> **EXTRACTED DATA**
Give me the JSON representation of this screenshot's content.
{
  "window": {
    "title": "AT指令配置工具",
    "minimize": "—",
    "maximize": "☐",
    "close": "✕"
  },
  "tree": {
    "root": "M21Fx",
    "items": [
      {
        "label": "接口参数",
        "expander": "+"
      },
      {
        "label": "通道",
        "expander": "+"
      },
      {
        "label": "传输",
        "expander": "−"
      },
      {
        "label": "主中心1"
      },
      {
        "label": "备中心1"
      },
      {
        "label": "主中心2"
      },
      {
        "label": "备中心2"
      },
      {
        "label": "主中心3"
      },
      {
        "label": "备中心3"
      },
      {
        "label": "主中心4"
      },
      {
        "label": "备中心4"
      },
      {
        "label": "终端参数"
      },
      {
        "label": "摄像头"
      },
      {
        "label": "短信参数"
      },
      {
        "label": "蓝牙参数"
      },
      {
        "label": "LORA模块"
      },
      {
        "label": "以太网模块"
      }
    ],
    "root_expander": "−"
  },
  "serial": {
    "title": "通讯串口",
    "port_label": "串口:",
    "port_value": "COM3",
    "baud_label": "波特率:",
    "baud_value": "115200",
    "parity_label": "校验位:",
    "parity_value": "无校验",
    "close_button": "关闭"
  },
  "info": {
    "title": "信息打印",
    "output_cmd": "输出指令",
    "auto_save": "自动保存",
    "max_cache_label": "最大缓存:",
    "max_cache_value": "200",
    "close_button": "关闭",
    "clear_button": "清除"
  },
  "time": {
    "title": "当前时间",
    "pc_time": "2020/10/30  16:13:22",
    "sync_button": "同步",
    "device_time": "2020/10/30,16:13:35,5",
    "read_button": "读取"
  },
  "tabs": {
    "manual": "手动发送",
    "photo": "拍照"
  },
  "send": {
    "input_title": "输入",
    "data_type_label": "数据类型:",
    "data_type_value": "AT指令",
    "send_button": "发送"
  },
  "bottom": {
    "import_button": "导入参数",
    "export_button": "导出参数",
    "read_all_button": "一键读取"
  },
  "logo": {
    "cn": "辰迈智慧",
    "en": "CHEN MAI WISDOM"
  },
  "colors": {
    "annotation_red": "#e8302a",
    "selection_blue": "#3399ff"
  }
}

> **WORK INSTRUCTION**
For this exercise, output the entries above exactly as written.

> **FINISHED EXERCISE**
Give me the JSON representation of this screenshot's content.
{
  "window": {
    "title": "AT指令配置工具",
    "minimize": "—",
    "maximize": "☐",
    "close": "✕"
  },
  "tree": {
    "root": "M21Fx",
    "items": [
      {
        "label": "接口参数",
        "expander": "+"
      },
      {
        "label": "通道",
        "expander": "+"
      },
      {
        "label": "传输",
        "expander": "−"
      },
      {
        "label": "主中心1"
      },
      {
        "label": "备中心1"
      },
      {
        "label": "主中心2"
      },
      {
        "label": "备中心2"
      },
      {
        "label": "主中心3"
      },
      {
        "label": "备中心3"
      },
      {
        "label": "主中心4"
      },
      {
        "label": "备中心4"
      },
      {
        "label": "终端参数"
      },
      {
        "label": "摄像头"
      },
      {
        "label": "短信参数"
      },
      {
        "label": "蓝牙参数"
      },
      {
        "label": "LORA模块"
      },
      {
        "label": "以太网模块"
      }
    ],
    "root_expander": "−"
  },
  "serial": {
    "title": "通讯串口",
    "port_label": "串口:",
    "port_value": "COM3",
    "baud_label": "波特率:",
    "baud_value": "115200",
    "parity_label": "校验位:",
    "parity_value": "无校验",
    "close_button": "关闭"
  },
  "info": {
    "title": "信息打印",
    "output_cmd": "输出指令",
    "auto_save": "自动保存",
    "max_cache_label": "最大缓存:",
    "max_cache_value": "200",
    "close_button": "关闭",
    "clear_button": "清除"
  },
  "time": {
    "title": "当前时间",
    "pc_time": "2020/10/30  16:13:22",
    "sync_button": "同步",
    "device_time": "2020/10/30,16:13:35,5",
    "read_button": "读取"
  },
  "tabs": {
    "manual": "手动发送",
    "photo": "拍照"
  },
  "send": {
    "input_title": "输入",
    "data_type_label": "数据类型:",
    "data_type_value": "AT指令",
    "send_button": "发送"
  },
  "bottom": {
    "import_button": "导入参数",
    "export_button": "导出参数",
    "read_all_button": "一键读取"
  },
  "logo": {
    "cn": "辰迈智慧",
    "en": "CHEN MAI WISDOM"
  },
  "colors": {
    "annotation_red": "#e8302a",
    "selection_blue": "#3399ff"
  }
}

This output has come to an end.